MRCS and FRCS 1948; BA Cambridge 1940; MB BChir Cambridge 1942; MD Cambridge 1953; Hon MD Karolinska 1974; Hon DSc Belfast 1985.

Born
1 May 1919
Rainhill, Lancashire, UK
Died
3 August 2005
Reading, UK
Occupation
Endocrine surgeon

Details

Richard Welbourn was professor of surgery at Belfast and then at the Hammersmith Hospital, London, where he developed a reputation for endocrine surgery. He was born in Rainhill, Lancashire, on 1 May 1919, the son of Burkewood Welbourn, an electrical engineer, and Edith Annie Appleyard, a teacher. From Rugby School he went to Emmanuel College, Cambridge, and did his clinical studies at Liverpool University.

He qualified in 1942 and, after his first house job, joined the RAMC, where he served in field ambulances and a field dressing station, and took part in the invasion of Normandy in June 1944, after which he was posted to general hospitals in Belgium and Germany. He eventually became a graded surgeon in Hamburg, where he remained until he was demobilised in 1947.

On returning to England he became a registrar with Charles Wells in Liverpool, becoming a senior registrar in 1948. In 1951 he spent a year at the Mayo Clinic under James Priestley, then pioneering adrenalectomy for Cushing’s syndrome under cover of the newly described cortisone. He returned as consultant lecturer in surgery at the Queen’s University, Belfast, in Harold Rodgers’ department, where he continued to study the role of adrenalectomy in Cushing’s and later in carcinoma of the breast and prostate. He became a consultant surgeon to the Royal Victoria Hospital, Belfast, in 1951 and later to Belfast City Hospital. In 1958 he was appointed professor of surgical science.

On the death of Ian Aird, Welbourn was invited to the vacant chair at Hammersmith in 1963, taking with him to the new post Ivan Johnston, his senior lecturer from Queen’s, who soon afterwards went on to the chair at Newcastle. His department was active, particularly in endocrine surgery, but supervised all the other disciplines, including urology. A keen teacher, his postgraduate courses at Hammersmith were widely sought-after.
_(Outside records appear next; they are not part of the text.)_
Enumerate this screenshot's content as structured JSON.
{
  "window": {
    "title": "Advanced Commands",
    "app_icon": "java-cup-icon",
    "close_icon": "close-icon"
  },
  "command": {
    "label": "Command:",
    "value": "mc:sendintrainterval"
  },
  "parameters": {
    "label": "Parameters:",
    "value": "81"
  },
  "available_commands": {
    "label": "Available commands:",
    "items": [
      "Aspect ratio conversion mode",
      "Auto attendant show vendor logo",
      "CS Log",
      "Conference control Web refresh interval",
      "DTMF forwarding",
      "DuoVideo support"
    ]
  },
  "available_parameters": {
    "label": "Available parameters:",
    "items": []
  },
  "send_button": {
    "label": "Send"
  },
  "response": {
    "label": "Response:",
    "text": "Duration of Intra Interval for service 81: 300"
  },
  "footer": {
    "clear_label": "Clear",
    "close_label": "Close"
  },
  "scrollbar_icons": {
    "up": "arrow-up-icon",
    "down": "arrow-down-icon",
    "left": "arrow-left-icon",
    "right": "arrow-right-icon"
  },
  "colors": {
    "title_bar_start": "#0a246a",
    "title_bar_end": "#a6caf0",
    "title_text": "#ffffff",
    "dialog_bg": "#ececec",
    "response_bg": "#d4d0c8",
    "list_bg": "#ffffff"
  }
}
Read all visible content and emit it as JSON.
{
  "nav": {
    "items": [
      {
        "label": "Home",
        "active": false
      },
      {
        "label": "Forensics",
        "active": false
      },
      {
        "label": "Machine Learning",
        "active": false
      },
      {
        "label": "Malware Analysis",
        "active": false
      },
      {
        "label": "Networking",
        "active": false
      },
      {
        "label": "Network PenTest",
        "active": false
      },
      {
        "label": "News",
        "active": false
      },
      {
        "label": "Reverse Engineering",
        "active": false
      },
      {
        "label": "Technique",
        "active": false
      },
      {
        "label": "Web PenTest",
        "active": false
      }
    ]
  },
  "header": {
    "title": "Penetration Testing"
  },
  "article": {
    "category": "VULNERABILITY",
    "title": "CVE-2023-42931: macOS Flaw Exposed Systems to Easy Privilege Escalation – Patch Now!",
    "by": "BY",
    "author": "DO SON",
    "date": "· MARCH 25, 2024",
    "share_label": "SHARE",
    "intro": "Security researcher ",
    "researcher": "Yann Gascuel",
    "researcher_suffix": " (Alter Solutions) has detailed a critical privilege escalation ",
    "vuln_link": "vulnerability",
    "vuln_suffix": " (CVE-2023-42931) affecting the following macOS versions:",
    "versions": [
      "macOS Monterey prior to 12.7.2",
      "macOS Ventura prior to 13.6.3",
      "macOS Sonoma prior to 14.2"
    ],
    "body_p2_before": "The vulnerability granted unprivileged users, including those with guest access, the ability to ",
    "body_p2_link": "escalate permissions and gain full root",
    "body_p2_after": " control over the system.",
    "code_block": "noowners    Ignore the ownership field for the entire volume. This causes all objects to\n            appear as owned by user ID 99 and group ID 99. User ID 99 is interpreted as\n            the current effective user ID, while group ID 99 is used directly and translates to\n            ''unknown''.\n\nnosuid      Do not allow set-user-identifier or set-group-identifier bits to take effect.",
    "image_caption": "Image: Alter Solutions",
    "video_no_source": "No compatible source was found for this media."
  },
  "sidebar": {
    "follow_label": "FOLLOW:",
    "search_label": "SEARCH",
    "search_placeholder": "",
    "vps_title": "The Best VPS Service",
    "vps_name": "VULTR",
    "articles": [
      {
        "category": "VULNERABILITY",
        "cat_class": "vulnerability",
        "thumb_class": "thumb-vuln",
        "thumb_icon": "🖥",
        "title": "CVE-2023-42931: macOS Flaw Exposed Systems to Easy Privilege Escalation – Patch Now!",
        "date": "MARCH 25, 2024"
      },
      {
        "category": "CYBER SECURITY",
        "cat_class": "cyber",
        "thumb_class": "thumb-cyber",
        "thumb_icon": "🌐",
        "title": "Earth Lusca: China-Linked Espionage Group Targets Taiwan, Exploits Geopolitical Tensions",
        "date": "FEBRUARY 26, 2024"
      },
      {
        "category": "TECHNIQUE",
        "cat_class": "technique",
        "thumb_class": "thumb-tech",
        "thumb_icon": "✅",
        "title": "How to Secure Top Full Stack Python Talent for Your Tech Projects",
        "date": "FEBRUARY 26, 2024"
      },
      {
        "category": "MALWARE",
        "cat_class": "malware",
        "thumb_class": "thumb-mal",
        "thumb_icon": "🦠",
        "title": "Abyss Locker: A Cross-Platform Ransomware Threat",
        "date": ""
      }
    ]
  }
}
He wrote many publications and among other honours was a Hunterian Professor of our College in 1958, received the James Berry Prize in 1970, and was a visiting professor at Yale and many other universities.

Among his many interests, stemming from his early involvement with the Student Christian Movement, were the philosophy and ethics of medical care, and he was one of the founders of the Institute of Medical Ethics and was a joint editor of the Dictionary of Medical Ethics (Bristol, J Wright, 1977 and London, Darton, Longman and Todd, 1981).

Unfortunately his last years were marred by a cardiac condition, worsened by the medication he was given. After retiring from Hammersmith in 1983 he was visiting scholar for research at UCLA, where he carried out a study of the history of endocrine surgery, which led to his last book in 1990.

In 1944 he married Rachel Haighton, a dentist, by whom he had four daughters, Philippa Mary, Edith Rachel, Margaret June and Dorothy Alice, and one son, Charles Richard Burkewood Welbourn, a surgeon. He had 15 grandchildren. After a series of strokes he died in Reading on 3 August 2005.

Sources used to compile this entry: [The Independent 30 November 2005.].

The Royal College of Surgeons of England